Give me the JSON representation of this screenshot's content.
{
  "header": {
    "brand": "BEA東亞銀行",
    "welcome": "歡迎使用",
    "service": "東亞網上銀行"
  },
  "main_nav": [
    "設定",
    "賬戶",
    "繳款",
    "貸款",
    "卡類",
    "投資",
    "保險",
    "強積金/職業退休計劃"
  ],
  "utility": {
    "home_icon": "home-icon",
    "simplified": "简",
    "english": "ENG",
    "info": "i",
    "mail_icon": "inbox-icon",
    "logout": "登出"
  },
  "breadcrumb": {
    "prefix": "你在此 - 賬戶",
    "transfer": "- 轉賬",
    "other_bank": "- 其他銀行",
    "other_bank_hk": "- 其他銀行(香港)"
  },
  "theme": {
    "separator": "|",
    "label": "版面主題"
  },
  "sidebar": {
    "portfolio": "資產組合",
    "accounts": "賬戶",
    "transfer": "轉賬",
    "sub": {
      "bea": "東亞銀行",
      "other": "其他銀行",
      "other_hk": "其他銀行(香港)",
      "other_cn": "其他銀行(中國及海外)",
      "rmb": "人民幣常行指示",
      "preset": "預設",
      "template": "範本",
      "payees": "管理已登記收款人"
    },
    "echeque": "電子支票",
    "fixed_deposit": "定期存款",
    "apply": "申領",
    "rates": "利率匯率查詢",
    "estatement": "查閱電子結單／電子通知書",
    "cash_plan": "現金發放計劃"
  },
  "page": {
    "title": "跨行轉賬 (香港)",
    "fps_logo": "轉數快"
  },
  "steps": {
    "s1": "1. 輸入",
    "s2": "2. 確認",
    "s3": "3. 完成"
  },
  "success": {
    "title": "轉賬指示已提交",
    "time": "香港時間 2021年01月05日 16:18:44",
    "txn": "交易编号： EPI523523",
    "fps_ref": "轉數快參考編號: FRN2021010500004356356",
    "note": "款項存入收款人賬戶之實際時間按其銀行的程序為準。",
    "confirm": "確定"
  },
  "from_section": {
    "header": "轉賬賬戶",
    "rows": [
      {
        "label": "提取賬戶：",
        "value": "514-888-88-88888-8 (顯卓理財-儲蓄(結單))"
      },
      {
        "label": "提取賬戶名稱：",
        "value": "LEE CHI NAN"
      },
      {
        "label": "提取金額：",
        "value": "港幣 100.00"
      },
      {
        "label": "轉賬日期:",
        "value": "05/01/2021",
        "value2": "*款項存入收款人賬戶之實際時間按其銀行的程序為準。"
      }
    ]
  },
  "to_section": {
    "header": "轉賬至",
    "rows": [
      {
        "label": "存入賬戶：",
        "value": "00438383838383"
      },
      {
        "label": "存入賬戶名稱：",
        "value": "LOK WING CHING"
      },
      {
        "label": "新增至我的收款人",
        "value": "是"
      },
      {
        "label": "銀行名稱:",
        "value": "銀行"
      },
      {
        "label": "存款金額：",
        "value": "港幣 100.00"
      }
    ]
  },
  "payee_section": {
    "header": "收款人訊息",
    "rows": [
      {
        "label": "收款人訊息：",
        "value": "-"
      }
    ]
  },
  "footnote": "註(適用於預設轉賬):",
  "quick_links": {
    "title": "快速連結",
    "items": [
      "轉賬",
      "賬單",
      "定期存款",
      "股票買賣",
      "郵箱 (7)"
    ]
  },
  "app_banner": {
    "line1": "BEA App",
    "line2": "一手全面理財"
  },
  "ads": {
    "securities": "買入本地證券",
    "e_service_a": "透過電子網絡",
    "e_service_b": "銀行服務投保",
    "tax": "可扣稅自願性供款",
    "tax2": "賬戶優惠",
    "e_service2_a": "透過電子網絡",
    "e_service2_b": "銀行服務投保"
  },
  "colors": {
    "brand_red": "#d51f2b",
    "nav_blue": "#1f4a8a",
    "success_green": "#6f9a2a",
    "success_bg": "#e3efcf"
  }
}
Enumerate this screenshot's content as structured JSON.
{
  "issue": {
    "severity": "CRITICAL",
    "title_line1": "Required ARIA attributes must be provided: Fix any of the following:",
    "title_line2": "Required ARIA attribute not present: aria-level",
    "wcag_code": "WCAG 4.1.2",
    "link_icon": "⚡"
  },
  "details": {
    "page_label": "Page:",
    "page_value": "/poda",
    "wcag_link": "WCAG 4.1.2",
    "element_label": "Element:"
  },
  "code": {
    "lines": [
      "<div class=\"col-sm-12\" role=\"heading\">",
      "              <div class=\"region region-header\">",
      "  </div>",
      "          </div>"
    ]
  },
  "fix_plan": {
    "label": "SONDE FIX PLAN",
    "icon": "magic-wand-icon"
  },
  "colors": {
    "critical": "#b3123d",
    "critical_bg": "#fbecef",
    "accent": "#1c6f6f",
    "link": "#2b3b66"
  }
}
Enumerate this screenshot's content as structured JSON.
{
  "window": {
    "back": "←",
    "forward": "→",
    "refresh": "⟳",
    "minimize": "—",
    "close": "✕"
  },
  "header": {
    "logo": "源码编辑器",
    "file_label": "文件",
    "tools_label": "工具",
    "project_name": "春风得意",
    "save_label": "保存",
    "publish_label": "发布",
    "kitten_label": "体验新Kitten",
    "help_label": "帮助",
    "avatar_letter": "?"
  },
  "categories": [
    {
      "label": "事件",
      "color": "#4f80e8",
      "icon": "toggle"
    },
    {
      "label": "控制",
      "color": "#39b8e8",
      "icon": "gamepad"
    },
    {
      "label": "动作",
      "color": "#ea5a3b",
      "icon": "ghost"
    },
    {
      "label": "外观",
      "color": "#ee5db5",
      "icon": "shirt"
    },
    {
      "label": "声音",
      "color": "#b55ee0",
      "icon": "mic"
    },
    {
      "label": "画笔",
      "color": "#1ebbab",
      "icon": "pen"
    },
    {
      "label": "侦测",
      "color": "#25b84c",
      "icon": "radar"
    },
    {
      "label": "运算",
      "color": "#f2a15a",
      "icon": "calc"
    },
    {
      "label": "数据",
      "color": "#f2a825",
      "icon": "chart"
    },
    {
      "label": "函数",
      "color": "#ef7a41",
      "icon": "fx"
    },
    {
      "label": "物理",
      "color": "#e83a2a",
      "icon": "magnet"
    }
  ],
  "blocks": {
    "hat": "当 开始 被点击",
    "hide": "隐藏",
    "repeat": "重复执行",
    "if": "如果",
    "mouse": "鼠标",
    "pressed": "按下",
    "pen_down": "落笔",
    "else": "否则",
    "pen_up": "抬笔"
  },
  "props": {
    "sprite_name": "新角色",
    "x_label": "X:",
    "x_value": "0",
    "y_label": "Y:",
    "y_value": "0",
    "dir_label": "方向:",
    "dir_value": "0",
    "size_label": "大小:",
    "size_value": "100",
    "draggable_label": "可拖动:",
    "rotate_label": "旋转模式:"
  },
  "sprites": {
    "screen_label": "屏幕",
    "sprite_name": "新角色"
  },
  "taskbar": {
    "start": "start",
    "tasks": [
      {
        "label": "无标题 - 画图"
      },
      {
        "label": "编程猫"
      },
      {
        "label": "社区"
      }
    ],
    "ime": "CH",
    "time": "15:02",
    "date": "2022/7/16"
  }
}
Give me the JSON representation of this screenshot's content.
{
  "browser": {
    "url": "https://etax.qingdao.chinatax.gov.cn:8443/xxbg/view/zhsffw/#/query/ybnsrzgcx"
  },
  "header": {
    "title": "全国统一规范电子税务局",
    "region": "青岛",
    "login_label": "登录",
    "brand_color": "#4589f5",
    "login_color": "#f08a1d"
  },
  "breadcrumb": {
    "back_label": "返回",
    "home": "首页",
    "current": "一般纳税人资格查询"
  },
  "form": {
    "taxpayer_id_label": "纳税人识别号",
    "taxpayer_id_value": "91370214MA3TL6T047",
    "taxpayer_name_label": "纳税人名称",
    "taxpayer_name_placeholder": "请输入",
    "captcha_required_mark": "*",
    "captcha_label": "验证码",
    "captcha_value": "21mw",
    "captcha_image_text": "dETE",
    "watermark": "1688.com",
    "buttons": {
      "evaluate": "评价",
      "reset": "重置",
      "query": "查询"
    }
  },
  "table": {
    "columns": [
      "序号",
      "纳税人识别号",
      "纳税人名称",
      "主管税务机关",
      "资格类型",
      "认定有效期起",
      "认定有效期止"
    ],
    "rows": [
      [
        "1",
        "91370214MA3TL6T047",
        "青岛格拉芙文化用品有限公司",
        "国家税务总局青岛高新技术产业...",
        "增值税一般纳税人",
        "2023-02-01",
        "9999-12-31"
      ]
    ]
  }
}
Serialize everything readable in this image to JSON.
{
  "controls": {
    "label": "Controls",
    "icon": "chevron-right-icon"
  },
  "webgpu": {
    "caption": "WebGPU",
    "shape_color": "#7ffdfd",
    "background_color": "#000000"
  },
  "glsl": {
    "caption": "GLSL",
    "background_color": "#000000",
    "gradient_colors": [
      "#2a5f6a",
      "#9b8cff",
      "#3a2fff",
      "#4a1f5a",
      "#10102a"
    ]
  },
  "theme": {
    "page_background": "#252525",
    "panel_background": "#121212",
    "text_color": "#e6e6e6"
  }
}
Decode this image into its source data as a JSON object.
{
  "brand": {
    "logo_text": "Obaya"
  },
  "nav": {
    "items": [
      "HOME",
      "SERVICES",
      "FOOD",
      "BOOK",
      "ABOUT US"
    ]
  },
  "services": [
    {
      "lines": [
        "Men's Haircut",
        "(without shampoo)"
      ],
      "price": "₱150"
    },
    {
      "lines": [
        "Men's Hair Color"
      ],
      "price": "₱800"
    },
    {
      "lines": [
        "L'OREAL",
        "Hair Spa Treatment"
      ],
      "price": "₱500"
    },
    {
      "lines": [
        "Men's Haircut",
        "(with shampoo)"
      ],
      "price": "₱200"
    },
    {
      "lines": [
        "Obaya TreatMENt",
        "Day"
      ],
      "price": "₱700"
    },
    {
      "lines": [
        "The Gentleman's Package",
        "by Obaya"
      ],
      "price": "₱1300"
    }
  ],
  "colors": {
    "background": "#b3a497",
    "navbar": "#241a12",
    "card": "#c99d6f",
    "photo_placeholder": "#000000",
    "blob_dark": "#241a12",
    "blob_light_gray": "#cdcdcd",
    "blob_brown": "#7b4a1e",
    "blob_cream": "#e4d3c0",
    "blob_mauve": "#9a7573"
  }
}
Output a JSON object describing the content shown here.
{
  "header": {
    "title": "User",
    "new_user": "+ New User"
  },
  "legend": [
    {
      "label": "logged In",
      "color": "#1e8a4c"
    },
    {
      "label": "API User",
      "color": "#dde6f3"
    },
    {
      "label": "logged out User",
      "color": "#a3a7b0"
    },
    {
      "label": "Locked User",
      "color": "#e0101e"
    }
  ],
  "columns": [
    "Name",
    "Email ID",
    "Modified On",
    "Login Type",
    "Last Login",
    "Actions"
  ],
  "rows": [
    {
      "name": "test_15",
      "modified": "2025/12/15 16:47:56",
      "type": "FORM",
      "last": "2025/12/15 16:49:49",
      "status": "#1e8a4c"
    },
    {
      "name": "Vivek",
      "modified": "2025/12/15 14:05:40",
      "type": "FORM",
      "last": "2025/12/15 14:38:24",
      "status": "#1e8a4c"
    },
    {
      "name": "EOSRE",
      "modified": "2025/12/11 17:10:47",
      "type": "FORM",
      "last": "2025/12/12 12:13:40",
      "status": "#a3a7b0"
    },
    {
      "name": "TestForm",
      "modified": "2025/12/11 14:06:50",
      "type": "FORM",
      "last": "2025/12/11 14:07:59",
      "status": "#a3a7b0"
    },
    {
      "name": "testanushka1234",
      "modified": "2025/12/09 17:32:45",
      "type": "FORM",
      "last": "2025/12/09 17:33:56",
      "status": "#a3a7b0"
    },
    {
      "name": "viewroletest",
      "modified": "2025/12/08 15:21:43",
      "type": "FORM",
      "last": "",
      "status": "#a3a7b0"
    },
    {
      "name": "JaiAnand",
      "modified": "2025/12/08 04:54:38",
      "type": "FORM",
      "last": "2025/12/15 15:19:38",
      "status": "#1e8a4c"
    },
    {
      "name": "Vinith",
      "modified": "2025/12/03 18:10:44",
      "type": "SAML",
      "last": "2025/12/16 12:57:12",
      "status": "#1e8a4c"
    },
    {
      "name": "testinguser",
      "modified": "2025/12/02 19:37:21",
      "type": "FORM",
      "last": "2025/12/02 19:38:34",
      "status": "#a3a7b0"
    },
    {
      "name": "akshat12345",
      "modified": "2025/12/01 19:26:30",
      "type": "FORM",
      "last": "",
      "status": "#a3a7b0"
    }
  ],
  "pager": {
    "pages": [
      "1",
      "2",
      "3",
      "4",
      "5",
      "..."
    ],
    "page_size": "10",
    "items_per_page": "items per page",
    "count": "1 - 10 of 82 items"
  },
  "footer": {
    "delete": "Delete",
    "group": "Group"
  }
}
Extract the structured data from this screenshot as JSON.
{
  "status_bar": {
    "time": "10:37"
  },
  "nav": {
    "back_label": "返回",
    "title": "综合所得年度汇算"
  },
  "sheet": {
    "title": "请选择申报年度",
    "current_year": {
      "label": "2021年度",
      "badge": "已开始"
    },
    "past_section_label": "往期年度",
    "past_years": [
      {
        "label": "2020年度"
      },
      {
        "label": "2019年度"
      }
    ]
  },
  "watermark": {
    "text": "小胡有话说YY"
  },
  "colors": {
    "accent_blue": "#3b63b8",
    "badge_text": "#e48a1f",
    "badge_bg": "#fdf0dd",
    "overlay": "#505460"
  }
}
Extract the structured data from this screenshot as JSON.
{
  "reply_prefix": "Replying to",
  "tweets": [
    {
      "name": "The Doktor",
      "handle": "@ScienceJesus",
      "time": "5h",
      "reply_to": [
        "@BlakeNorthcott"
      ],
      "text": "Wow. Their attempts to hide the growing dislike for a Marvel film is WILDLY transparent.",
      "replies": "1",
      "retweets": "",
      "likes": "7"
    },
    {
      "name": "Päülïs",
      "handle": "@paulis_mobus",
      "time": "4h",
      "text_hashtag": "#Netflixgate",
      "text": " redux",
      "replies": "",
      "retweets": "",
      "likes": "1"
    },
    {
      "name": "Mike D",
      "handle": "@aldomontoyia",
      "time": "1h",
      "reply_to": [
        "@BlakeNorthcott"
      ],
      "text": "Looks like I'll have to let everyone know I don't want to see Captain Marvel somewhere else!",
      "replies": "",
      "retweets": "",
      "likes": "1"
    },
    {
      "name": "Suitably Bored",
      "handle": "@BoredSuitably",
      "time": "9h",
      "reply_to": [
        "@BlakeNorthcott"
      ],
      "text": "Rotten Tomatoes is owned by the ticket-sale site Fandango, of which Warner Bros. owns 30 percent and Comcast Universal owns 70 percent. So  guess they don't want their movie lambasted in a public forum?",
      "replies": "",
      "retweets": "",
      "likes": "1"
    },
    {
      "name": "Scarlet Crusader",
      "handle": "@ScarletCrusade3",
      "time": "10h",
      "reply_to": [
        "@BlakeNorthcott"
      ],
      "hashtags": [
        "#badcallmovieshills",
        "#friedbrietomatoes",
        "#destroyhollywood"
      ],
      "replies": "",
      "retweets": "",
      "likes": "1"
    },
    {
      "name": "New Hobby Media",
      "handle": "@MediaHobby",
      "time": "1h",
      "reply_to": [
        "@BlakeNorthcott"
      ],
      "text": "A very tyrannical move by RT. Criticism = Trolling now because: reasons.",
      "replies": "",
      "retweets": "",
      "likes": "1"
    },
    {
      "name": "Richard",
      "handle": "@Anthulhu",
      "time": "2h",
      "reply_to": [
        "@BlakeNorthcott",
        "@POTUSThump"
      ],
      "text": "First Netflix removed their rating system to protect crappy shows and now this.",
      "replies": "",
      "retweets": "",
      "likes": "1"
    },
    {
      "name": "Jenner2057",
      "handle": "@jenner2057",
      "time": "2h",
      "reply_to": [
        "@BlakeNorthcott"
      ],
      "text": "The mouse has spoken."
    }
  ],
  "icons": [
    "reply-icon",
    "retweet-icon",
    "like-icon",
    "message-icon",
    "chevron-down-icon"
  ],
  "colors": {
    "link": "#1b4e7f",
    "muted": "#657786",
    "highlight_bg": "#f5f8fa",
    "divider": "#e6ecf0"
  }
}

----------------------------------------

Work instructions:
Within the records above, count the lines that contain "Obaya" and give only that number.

Exercise answer:
3